South Korean President Moon Jae-in has said U.S. and South Korean policies are aligned on North Korea and promised there “will be no war on the Korean peninsula ever again.”
Moon, who took office in May, held a news conference Thursday to mark the first 100 days of his presidency.
During the nationally broadcast event, he said U.S. President Donald Trump had assured South Korea he would consult with them before making any military decisions on North Korea.
“Against North Korea, even with extreme pressure, it has to be solved peacefully and our opinion and U.S. opinion about this matter is not different,” Moon said.
The South Korean leader also said North Korea’s development of nuclear weapons technology was “nearing” a red line, which he described as “completing an ICBM and weaponizing it with a nuclear head.”
North Korea claims it has successfully miniaturized a nuclear weapon. While some experts believe it may have the technology, others caution that even if it doesn’t, North Korea should be taken at its word.
“If North Korea provokes again, it will face with much harsher sanction and won’t stand it in the end. I want to warn North Korea to do no more dangerous gambling,” added Moon.
‘We will block war by all means’
Moon’s comments about averting war echoed similar statements he made Tuesday that only South Korea could give consent to initiate any conflict with the North.
“The government, putting everything on the line, will block war by all means,” Moon said.
His comments followed Mattis’ threat that it would be “game on” if North Korea carried out its threat to fire missiles toward the U.S. island territory of Guam.
Pyongyang said Monday it had finalized a plan to fire four missiles less than 25 miles off Guam but state media said leader Kim Jong Un would wait to assess the US’ next move before giving launch orders.
The US and South Korea are due to start military games on Monday, August 21, which is considered the next potential flashpoint in the dispute.
Supporter of diplomacy
Moon has repeatedly stressed that he is open to dialogue with North Korea, if conditions are met and North Korea temporarily halts its nuclear program.
He was a supporter of the “Sunshine Policy,” an attempt to improve relations between the two Koreas from 1998 to 2008, and was chief of staff to former South Korean President Roh Moo-hyun.
Speaking at his swearing-in ceremony in May, Moon promised to “resolve the security crisis as soon as possible.”
“If it is necessary, I will fly immediately to Washington and also visit Beijing and Tokyo,” he said.
“Under the right conditions, I will also go to Pyongyang.
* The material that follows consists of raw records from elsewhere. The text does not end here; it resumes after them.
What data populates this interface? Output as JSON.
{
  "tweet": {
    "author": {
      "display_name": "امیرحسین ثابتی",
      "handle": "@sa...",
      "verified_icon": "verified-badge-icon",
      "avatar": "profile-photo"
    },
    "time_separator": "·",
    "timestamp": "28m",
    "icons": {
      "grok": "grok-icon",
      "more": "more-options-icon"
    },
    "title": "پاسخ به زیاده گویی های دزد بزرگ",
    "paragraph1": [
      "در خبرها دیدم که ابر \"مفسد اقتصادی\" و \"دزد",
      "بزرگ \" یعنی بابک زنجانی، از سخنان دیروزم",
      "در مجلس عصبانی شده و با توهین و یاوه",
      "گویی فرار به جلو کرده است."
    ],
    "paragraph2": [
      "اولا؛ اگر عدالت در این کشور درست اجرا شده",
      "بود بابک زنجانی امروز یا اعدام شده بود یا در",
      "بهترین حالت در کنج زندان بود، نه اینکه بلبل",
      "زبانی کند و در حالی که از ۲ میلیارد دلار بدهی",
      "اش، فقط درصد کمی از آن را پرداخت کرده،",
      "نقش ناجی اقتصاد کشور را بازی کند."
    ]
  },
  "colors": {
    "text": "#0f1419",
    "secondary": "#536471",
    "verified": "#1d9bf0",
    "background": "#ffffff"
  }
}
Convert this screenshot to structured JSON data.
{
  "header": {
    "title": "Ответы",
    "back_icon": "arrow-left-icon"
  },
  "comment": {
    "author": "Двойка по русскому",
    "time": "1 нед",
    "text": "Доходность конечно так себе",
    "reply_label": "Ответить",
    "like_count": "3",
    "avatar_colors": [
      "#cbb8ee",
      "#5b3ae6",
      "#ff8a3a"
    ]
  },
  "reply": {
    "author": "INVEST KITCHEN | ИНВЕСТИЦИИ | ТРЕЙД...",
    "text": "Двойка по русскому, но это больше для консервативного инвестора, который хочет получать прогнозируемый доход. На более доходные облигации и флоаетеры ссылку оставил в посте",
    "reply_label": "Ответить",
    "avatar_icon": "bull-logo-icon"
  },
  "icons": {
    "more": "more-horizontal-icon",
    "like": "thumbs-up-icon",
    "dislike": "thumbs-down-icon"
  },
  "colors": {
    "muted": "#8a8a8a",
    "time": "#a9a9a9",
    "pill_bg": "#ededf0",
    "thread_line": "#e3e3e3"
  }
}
For peace on the Korean Peninsula, I will do everything that I can do.”
Soon after coming to office he delayed the deployment of the US-developed THAAD anti-missile system.
Moon’s policy on Pyongyang came in for criticism from his rivals, particularly Hong of the Liberty Korea Party and Ahn of the People’s Party, who both touted tougher lines on North Korea.